:: Exercise data ::
════════════════════
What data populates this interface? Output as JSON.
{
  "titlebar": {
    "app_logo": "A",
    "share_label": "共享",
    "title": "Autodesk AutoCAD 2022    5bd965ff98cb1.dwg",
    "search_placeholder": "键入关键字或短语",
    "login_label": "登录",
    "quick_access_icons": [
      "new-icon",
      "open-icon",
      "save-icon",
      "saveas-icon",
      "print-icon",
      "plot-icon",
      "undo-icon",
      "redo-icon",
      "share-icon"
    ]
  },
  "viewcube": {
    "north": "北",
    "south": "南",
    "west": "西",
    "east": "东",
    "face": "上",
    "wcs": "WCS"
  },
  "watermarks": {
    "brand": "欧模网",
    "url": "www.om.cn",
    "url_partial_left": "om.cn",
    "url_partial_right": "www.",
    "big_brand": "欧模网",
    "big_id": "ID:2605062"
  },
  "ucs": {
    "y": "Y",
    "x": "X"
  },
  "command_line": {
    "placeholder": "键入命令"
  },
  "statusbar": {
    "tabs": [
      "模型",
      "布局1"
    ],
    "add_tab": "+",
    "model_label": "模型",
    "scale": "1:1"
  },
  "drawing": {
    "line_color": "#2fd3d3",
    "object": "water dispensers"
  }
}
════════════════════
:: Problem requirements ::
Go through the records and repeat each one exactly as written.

:: Answer to the exercise ::
What data populates this interface? Output as JSON.
{
  "titlebar": {
    "app_logo": "A",
    "share_label": "共享",
    "title": "Autodesk AutoCAD 2022    5bd965ff98cb1.dwg",
    "search_placeholder": "键入关键字或短语",
    "login_label": "登录",
    "quick_access_icons": [
      "new-icon",
      "open-icon",
      "save-icon",
      "saveas-icon",
      "print-icon",
      "plot-icon",
      "undo-icon",
      "redo-icon",
      "share-icon"
    ]
  },
  "viewcube": {
    "north": "北",
    "south": "南",
    "west": "西",
    "east": "东",
    "face": "上",
    "wcs": "WCS"
  },
  "watermarks": {
    "brand": "欧模网",
    "url": "www.om.cn",
    "url_partial_left": "om.cn",
    "url_partial_right": "www.",
    "big_brand": "欧模网",
    "big_id": "ID:2605062"
  },
  "ucs": {
    "y": "Y",
    "x": "X"
  },
  "command_line": {
    "placeholder": "键入命令"
  },
  "statusbar": {
    "tabs": [
      "模型",
      "布局1"
    ],
    "add_tab": "+",
    "model_label": "模型",
    "scale": "1:1"
  },
  "drawing": {
    "line_color": "#2fd3d3",
    "object": "water dispensers"
  }
}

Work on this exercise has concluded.